=== Section Start ===
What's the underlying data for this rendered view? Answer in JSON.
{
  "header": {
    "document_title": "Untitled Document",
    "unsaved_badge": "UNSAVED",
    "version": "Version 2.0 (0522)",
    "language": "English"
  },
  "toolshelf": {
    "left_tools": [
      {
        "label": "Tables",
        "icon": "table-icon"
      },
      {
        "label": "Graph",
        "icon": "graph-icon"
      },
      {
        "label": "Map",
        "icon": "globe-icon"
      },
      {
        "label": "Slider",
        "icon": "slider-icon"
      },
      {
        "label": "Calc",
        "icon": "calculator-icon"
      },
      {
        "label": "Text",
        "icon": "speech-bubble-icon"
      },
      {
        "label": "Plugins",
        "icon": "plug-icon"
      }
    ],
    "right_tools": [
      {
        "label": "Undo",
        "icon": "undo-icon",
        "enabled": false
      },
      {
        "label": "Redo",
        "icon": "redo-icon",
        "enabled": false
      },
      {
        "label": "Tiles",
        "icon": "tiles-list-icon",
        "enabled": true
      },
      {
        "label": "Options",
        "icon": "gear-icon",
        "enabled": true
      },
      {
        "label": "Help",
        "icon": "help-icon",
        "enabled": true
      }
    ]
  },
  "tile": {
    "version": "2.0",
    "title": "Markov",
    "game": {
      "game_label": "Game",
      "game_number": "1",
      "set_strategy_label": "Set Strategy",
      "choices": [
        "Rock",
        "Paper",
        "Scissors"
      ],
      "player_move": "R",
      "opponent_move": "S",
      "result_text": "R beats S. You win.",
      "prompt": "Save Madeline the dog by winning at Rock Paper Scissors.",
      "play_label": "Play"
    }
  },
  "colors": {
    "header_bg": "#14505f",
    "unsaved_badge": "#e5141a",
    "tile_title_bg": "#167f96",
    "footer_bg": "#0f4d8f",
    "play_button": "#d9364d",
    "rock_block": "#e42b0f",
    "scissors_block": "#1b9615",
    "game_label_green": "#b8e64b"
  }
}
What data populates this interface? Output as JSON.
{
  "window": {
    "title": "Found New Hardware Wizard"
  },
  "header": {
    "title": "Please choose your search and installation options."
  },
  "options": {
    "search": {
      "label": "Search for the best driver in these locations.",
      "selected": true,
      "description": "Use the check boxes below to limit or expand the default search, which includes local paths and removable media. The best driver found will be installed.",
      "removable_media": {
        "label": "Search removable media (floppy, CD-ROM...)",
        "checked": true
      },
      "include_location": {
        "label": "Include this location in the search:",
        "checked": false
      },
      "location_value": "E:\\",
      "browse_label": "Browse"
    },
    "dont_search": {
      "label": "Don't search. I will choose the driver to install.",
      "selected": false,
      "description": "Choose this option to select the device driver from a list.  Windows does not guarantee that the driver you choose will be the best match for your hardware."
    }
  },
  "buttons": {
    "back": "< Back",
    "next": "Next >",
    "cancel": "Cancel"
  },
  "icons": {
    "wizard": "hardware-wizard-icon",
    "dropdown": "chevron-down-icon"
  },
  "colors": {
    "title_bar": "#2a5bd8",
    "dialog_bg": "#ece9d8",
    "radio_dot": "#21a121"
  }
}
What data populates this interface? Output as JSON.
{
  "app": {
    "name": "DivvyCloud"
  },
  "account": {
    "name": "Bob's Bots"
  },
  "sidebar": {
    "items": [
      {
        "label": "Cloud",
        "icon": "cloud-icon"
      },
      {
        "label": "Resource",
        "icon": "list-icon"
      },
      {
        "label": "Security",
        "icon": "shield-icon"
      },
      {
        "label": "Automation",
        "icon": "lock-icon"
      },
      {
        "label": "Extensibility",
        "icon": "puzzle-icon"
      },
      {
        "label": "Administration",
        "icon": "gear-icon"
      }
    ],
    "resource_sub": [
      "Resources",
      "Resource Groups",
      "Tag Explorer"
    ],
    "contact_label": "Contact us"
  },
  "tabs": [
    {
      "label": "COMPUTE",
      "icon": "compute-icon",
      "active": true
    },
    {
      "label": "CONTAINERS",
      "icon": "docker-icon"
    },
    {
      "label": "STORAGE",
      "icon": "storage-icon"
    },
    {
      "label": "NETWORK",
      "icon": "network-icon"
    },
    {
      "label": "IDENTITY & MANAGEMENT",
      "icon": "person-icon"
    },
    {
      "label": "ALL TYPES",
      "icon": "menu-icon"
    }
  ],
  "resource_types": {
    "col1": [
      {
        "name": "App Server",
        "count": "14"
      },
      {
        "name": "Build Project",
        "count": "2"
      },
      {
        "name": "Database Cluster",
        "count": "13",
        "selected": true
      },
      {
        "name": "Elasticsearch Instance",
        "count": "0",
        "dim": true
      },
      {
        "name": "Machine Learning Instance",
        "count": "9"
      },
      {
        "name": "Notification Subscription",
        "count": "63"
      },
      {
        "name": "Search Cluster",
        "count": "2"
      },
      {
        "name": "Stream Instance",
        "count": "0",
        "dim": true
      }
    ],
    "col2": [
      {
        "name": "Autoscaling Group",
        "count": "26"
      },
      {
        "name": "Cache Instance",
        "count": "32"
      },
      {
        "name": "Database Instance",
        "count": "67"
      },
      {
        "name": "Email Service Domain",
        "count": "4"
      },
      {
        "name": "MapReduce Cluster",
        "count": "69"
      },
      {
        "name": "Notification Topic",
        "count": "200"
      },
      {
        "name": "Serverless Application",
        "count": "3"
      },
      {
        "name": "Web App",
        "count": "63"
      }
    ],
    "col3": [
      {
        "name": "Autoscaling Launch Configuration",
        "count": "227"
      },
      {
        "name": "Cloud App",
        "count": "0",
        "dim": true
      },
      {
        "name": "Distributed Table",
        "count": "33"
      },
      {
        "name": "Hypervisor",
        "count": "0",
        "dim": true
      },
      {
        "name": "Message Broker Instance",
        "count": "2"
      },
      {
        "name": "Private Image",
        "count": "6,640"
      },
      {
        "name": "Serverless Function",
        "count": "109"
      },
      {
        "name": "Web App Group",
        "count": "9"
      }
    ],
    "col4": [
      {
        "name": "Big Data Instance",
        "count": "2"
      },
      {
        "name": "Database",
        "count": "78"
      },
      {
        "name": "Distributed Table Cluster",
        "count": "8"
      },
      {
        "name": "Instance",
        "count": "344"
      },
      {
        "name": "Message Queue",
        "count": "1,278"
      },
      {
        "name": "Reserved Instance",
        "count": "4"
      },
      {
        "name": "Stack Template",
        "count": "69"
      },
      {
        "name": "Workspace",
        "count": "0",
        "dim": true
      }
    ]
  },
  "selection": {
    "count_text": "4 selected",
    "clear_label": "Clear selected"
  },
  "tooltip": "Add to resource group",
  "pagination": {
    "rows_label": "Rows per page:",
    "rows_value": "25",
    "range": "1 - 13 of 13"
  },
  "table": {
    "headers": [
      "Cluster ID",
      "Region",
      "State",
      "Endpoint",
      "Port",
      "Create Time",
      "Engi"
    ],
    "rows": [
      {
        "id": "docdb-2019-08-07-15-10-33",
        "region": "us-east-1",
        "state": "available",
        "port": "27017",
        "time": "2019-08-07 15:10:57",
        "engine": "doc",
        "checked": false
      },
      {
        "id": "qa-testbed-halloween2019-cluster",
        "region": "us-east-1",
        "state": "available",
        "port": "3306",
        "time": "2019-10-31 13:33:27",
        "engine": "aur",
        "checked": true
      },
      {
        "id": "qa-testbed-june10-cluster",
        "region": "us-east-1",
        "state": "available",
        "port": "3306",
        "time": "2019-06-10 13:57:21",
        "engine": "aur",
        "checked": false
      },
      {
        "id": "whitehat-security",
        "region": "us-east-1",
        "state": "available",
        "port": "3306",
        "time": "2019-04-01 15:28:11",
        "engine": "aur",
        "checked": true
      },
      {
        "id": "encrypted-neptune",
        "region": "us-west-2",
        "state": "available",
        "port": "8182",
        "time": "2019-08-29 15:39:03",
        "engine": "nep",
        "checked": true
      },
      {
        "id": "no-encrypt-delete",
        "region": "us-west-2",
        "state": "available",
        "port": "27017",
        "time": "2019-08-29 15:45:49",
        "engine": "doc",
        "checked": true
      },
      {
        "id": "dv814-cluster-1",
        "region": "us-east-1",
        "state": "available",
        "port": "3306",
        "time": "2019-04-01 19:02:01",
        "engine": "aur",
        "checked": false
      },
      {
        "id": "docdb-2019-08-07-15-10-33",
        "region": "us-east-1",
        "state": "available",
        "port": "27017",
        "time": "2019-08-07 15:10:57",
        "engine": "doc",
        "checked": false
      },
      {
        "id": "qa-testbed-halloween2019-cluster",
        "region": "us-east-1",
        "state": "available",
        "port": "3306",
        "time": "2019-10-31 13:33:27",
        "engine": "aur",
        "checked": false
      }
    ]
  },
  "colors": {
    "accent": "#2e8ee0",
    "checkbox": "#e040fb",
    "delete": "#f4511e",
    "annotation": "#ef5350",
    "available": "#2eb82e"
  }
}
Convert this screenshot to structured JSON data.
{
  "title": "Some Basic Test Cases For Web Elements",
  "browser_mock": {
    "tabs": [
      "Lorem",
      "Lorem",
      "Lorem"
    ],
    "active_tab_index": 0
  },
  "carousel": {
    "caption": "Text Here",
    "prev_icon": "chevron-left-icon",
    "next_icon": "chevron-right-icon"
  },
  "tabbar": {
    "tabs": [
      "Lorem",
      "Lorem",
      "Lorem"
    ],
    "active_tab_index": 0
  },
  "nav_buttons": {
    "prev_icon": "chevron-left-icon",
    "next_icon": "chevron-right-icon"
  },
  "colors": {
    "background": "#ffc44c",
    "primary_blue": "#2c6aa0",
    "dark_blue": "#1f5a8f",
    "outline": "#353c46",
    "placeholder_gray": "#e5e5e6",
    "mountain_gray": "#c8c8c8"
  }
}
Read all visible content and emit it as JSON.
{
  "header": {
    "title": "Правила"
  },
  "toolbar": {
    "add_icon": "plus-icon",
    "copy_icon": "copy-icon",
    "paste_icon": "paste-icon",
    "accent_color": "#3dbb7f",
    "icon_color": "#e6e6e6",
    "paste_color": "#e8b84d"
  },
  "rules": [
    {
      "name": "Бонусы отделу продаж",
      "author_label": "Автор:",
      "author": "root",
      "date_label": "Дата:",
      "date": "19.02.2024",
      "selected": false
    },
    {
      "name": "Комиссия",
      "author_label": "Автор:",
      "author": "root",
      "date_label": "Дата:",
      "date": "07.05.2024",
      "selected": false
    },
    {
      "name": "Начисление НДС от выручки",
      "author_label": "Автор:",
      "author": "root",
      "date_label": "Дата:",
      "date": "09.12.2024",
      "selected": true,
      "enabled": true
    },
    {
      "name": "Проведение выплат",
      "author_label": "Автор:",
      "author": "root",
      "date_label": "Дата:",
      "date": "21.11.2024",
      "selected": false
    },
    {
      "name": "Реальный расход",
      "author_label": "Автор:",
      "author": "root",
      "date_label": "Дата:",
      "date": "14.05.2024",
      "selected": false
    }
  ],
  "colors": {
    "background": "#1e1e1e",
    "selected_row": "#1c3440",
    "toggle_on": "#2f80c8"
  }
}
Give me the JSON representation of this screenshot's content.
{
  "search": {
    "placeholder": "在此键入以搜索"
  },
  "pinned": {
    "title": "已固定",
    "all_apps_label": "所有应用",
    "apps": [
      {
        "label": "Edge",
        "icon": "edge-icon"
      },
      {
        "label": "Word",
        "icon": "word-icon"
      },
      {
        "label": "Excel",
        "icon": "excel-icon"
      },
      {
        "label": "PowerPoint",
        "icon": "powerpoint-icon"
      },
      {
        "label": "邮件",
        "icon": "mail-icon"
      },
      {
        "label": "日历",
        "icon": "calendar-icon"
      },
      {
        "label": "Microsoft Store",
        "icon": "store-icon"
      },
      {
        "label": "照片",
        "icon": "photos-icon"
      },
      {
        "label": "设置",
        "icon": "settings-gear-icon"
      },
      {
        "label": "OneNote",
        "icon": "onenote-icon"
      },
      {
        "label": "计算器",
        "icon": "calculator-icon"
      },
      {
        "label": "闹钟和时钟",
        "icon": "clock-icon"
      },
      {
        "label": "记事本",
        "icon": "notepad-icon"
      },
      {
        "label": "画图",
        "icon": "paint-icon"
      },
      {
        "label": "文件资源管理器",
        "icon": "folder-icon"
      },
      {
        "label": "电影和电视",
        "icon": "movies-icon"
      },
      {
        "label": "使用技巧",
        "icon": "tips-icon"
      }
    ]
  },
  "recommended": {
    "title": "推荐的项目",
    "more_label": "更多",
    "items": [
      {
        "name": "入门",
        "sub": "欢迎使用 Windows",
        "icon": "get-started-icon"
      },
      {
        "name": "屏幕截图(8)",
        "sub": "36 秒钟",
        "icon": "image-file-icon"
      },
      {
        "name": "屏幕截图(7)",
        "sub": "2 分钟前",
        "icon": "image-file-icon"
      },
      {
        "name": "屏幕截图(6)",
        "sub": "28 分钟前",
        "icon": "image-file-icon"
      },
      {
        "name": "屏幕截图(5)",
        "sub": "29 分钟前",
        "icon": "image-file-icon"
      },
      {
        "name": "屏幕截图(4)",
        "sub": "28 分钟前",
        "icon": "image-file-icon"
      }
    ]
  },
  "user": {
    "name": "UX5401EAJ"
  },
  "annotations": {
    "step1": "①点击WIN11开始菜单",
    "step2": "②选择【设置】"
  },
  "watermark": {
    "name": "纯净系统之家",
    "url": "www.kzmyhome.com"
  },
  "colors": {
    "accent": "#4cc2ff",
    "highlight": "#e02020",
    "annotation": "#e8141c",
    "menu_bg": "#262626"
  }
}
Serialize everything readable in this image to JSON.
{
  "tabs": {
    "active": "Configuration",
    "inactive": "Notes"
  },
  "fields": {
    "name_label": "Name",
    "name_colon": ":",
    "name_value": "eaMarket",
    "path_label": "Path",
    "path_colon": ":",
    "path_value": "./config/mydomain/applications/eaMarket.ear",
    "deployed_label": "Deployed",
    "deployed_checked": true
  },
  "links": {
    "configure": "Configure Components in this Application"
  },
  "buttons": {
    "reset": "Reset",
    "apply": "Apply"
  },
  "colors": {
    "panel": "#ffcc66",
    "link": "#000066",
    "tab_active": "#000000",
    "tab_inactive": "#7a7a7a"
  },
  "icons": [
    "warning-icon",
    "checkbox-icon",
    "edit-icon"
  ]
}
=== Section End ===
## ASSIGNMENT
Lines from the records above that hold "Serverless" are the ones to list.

## TASK ANSWER
        "name": "Serverless Application",
        "name": "Serverless Function",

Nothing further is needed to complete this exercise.